=== TASK DETAILS ===
Lines in the listing below that contain the string "header" are to be found and copied.

=== RECORDS TO PROCESS ===

------------------------

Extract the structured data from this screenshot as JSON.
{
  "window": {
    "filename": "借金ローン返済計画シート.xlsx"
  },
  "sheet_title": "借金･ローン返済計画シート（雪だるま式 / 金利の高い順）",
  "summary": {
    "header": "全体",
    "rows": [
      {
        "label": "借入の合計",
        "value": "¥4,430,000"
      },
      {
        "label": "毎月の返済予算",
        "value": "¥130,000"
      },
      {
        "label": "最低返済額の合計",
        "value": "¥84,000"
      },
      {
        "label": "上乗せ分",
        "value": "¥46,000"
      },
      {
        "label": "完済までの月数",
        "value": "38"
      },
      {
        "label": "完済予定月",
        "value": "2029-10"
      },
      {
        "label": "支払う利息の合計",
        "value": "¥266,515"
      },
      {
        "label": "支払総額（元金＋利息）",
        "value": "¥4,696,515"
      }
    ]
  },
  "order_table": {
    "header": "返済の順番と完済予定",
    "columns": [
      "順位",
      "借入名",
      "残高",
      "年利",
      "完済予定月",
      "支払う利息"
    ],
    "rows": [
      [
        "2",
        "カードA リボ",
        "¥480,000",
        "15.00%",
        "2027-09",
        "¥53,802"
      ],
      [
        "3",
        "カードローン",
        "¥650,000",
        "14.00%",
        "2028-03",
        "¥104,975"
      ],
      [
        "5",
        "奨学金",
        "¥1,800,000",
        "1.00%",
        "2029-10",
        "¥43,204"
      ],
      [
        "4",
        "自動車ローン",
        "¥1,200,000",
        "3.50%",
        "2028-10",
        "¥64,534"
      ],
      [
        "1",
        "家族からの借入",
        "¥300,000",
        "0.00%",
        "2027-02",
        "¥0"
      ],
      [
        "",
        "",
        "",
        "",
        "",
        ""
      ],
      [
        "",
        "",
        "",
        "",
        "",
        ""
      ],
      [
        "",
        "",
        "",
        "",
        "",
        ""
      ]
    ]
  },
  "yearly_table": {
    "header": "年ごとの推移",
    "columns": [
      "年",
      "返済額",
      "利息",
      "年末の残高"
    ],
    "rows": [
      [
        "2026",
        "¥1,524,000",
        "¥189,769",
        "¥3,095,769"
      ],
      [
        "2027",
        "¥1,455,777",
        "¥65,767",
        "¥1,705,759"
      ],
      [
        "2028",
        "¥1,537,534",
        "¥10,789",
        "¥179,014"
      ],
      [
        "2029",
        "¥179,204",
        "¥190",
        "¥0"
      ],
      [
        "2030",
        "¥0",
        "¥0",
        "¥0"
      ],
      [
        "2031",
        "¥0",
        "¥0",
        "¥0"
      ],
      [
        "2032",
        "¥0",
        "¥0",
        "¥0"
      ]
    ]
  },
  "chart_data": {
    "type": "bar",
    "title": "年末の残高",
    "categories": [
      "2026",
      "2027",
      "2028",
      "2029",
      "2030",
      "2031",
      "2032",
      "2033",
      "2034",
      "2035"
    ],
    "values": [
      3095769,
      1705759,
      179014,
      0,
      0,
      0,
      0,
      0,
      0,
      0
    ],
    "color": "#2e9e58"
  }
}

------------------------

=== ANSWER ===
    "header": "全体",
    "header": "返済の順番と完済予定",
    "header": "年ごとの推移",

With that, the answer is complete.